(Page and application data records)
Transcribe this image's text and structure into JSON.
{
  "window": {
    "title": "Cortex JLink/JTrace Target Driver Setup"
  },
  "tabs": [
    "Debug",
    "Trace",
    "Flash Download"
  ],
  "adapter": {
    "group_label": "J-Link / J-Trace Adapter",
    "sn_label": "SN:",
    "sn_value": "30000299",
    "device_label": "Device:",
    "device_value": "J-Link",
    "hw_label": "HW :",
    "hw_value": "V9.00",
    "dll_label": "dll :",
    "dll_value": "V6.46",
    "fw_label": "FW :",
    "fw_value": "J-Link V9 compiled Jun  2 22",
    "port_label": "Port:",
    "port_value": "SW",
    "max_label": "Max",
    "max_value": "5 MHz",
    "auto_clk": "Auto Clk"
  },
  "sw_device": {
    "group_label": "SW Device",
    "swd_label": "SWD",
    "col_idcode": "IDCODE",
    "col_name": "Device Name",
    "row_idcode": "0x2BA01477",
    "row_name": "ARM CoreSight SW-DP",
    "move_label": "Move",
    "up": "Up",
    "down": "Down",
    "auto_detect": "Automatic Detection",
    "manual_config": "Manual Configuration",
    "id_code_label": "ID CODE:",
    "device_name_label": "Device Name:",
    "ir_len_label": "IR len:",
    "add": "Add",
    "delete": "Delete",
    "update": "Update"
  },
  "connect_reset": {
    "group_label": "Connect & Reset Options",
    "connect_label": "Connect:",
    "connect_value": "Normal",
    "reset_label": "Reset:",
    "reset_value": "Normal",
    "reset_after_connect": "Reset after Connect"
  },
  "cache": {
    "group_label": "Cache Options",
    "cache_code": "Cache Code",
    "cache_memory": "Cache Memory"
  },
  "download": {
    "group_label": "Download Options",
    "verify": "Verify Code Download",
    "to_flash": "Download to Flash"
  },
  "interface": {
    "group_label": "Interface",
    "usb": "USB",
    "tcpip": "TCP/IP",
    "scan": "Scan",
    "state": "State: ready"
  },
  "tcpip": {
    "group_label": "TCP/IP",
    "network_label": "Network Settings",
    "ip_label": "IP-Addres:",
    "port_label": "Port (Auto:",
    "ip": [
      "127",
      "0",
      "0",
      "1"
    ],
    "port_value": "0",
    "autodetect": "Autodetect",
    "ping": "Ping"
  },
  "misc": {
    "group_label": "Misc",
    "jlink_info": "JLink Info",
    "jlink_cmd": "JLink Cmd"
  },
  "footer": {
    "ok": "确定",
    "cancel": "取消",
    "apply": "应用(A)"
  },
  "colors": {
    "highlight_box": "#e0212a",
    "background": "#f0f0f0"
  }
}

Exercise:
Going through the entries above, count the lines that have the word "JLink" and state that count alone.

Exercise solution:
3